YOUR INSTRUCTIONS
From the entries that follow, gather each line holding the word "permanently".
________________________
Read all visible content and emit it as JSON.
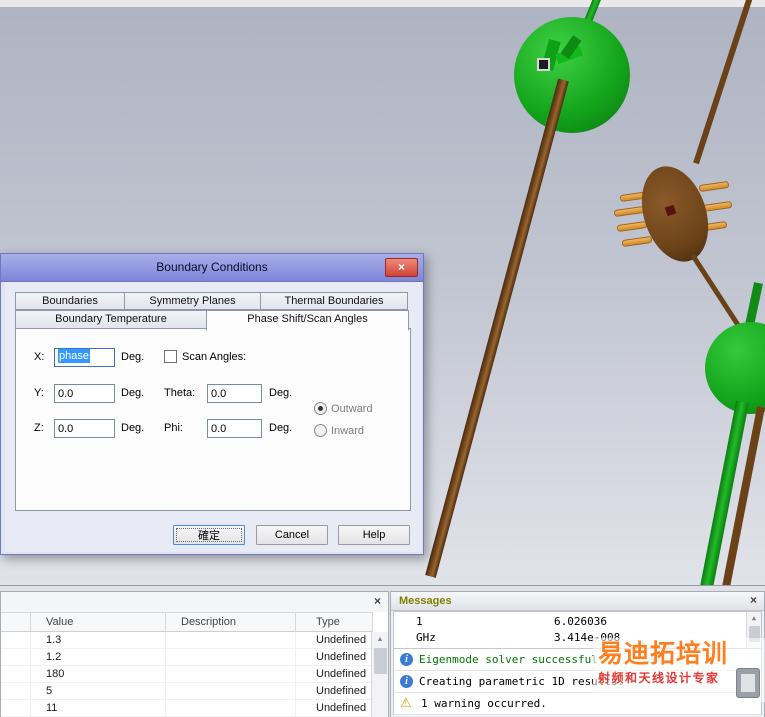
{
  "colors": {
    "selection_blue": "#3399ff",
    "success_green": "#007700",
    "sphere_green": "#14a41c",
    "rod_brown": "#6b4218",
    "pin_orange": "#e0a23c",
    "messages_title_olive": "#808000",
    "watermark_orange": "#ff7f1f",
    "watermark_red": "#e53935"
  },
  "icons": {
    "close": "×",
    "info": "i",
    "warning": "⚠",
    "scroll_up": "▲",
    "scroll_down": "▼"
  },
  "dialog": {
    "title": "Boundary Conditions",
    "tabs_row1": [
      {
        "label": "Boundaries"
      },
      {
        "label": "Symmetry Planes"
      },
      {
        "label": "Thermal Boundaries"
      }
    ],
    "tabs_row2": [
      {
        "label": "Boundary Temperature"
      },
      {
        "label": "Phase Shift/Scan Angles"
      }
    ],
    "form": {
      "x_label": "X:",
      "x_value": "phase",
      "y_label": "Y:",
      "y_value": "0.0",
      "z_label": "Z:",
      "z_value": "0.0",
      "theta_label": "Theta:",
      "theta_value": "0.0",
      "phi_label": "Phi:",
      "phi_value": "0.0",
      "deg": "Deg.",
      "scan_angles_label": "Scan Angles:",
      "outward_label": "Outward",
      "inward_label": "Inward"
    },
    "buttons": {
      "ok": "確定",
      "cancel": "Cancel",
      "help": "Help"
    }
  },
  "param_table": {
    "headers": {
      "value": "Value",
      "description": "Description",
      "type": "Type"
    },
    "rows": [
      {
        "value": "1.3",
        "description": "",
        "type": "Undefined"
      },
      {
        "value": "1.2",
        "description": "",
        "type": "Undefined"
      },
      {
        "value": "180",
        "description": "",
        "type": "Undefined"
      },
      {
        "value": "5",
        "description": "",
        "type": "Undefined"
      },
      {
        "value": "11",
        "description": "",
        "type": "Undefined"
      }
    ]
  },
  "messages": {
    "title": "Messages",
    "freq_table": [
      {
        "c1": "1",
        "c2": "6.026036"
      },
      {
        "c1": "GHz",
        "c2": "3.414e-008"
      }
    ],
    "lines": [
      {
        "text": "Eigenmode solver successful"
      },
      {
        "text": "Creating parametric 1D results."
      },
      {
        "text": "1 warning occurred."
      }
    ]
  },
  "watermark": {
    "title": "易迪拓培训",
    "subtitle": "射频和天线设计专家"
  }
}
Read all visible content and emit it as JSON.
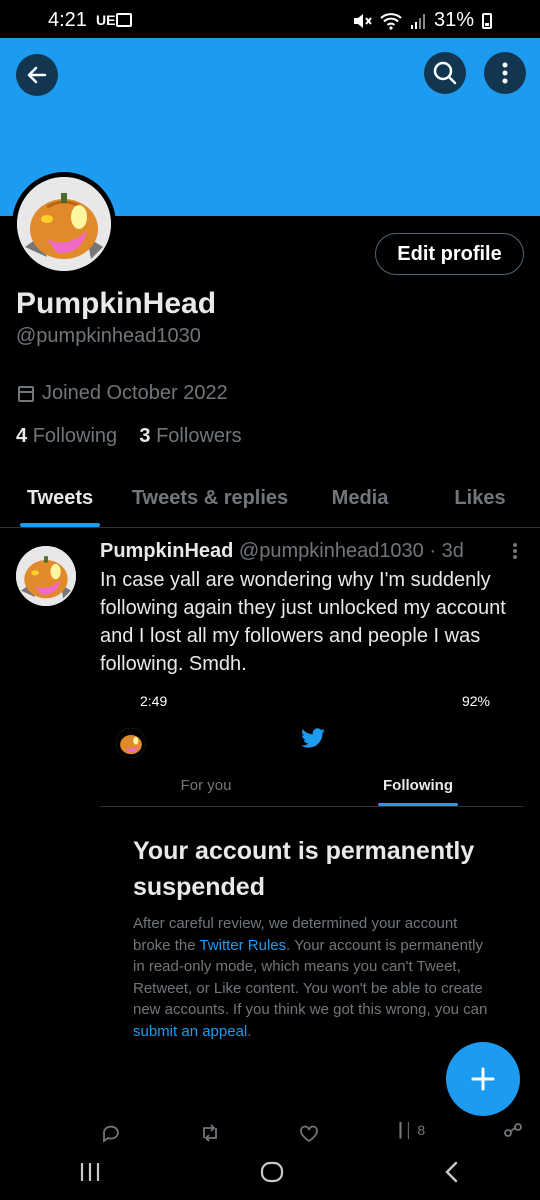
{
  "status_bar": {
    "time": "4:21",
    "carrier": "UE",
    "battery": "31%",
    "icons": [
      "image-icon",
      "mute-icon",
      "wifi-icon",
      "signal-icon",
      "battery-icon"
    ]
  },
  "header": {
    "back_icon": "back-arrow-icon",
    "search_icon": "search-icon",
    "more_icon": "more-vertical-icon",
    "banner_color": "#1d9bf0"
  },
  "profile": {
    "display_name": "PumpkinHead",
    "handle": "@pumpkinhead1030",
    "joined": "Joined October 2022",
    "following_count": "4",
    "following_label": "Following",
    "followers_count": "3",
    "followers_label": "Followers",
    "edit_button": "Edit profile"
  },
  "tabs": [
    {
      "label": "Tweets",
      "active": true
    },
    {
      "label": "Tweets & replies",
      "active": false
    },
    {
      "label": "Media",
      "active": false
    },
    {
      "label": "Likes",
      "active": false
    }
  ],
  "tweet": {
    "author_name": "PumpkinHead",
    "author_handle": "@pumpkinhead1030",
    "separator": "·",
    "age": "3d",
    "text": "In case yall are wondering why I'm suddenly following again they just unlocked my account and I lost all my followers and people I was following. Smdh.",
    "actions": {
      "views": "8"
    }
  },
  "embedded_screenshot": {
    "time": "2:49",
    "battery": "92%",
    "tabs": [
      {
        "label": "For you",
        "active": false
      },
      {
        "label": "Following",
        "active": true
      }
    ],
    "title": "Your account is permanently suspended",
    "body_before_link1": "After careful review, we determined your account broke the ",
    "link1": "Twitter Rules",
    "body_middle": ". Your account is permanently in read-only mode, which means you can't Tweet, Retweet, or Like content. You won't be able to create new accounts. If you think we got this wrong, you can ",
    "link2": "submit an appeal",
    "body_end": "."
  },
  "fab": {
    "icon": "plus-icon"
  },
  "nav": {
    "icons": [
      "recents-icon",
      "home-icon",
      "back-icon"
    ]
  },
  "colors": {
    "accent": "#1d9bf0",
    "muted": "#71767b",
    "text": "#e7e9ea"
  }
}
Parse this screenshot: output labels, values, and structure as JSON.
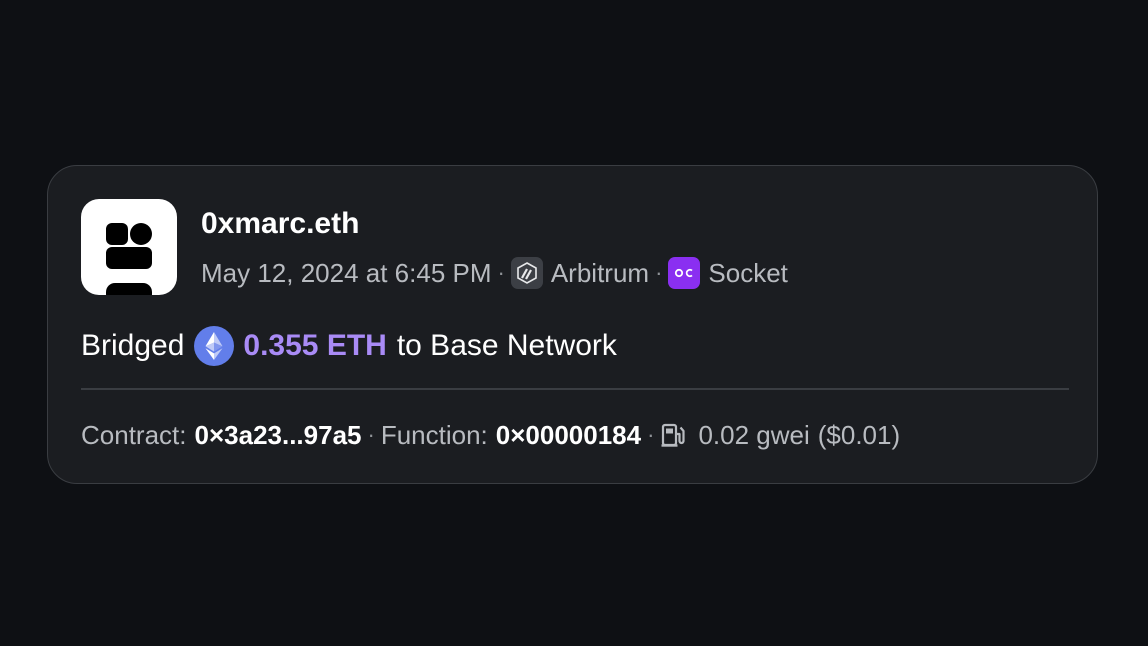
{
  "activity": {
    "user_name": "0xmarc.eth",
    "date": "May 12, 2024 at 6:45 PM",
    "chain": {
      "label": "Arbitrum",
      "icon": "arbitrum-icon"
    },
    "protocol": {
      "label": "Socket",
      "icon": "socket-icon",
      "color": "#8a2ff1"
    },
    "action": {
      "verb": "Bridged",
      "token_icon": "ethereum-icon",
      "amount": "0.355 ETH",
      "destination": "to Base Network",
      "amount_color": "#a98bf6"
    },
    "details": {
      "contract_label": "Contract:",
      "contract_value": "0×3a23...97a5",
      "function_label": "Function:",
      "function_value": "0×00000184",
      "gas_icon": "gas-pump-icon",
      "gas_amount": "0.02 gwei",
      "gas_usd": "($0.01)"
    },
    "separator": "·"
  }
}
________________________
RESPONSE BELOW
    "title": "Your account is permanently suspended",
    "body_middle": ". Your account is permanently in read-only mode, which means you can't Tweet, Retweet, or Like content. You won't be able to create new accounts. If you think we got this wrong, you can ",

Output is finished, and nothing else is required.